USA 2005
Directed by
Dylan Kidd
105 minutes
Rated M

Reviewed by
Sharon Hurst
2.5 stars


Synopsis: Louise Harrington (Laura Linney) is a 39-year-old divorced admissions clerk in the School of Fine Arts at Columbia University. She is shocked when F. Scott Feinstadt (Topher Grace) turns up to apply for a place, as he reminds her of the love of her teenage years. Embarking immediately upon a torrid affair with this much younger man, Louise must then face the biggest hurdle to happiness: herself.

The major draw-card of this film is the terrific performances, especially by Laura Linney and Topher Grace. The downside is that it is so obviously an adaptation from a novel by Helen Schulman, which derives much humor and pathos from the central character's interior voice. With this interior monologue absent, I was at times puzzled as to why the characters behaved as they did, something which the novel would no doubt have illuminated.

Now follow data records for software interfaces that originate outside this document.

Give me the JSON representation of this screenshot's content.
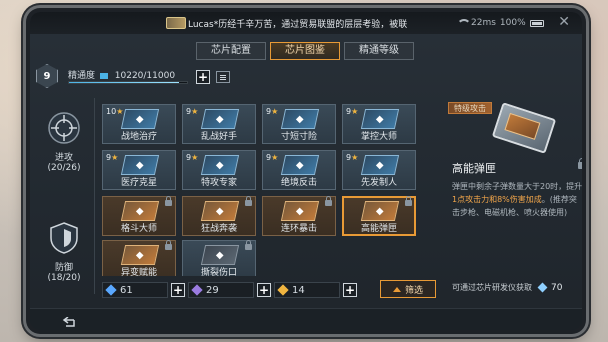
{
  "status_bar": {
    "chat_message": "Lucas*历经千辛万苦，通过贸易联盟的层层考验，被联",
    "ping": "22ms",
    "battery": "100%"
  },
  "tabs": [
    {
      "label": "芯片配置",
      "active": false
    },
    {
      "label": "芯片图鉴",
      "active": true
    },
    {
      "label": "精通等级",
      "active": false
    }
  ],
  "player": {
    "level": "9",
    "mastery_label": "精通度",
    "mastery_value": "10220/11000",
    "mastery_progress": 0.929
  },
  "categories": [
    {
      "label": "进攻",
      "count": "(20/26)",
      "icon": "crosshair-icon"
    },
    {
      "label": "防御",
      "count": "(18/20)",
      "icon": "shield-icon"
    }
  ],
  "cards": [
    {
      "name": "战地治疗",
      "level": "10",
      "style": "blue"
    },
    {
      "name": "乱战好手",
      "level": "9",
      "style": "blue"
    },
    {
      "name": "寸短寸险",
      "level": "9",
      "style": "blue"
    },
    {
      "name": "掌控大师",
      "level": "9",
      "style": "blue"
    },
    {
      "name": "医疗克星",
      "level": "9",
      "style": "blue"
    },
    {
      "name": "特攻专家",
      "level": "9",
      "style": "blue"
    },
    {
      "name": "绝境反击",
      "level": "9",
      "style": "blue"
    },
    {
      "name": "先发制人",
      "level": "9",
      "style": "blue"
    },
    {
      "name": "格斗大师",
      "level": "",
      "style": "gold",
      "locked": true
    },
    {
      "name": "狂战奔袭",
      "level": "",
      "style": "gold",
      "locked": true
    },
    {
      "name": "连环暴击",
      "level": "",
      "style": "gold",
      "locked": true
    },
    {
      "name": "高能弹匣",
      "level": "",
      "style": "gold",
      "locked": true,
      "selected": true
    },
    {
      "name": "异变赋能",
      "level": "",
      "style": "gold",
      "locked": true
    },
    {
      "name": "撕裂伤口",
      "level": "",
      "style": "gray",
      "locked": true
    }
  ],
  "resources": [
    {
      "value": "61",
      "color": "#5aa8ff"
    },
    {
      "value": "29",
      "color": "#9a7be0"
    },
    {
      "value": "14",
      "color": "#f0b540"
    }
  ],
  "filter_label": "筛选",
  "detail": {
    "tag": "特级攻击",
    "title": "高能弹匣",
    "desc_prefix": "弹匣中剩余子弹数量大于20时，提升",
    "desc_highlight": "1点攻击力和8%伤害加成",
    "desc_suffix": "。(推荐突击步枪、电磁机枪、喷火器使用)"
  },
  "acquire": {
    "text": "可通过芯片研发仪获取",
    "cost": "70"
  }
}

Linney is, as always, a master of the emotional nuance. The opening shot of her applying her makeup tells us with every gesture and glance so much about Louise's character. Similarly young Grace conveys a very strong sense of his character, a sensitive man with unusually perceptive ways of dealing with women for one so young. Louise's ex-husband, Peter, is played by the darkly brooding Gabriel Byrne, and while we can see why she has remained firm friends with him, his confessions of having been a raging sex-addict and big time philanderer don't ring true in the limited time we get to know him. Louise's best friend Missy, Marcia Gay Harden is a blousy, competitive sort of broad, who also leaves us with more questions than answers, for example what the hell is she doing living in this super extravagant hotel, and why does she feel the need to steal her best friend's men?

Whereas most romances have obstacles in their path, this affair has none, except for Louise herself, who seems unable to see something good when it is under her nose. She alternates from a seemingly mature woman, to an overgrown adolescent, locked in the past by her inability to move on. Her strange and erratic treatment of F. Scott ends up leaving one wondering, "so, who cares?" and this emotional disengagement is not a good sign for the film, and again goes back to the absence of insight into the character's thoughts.

All this said, the film has smart production values with a good look: the vision of Louise's childhood bedroom with rosebud wallpaper and boxed memories, the marvellous paintings F. Scott has produced and the interesting use of mirrored reflections. At times it comes out with some great lines such as Missy contemplating the desperate need of aging women to rediscover the real self after being cast in the role of wife or mother. Had there been more attention to believable script and less of what at times seemed too neat contrivances, p.s. would have been a better film worthy of its fine performances.




Want more about this film?

search youtube  search wikipedia  

Want something different?

random vintage best worst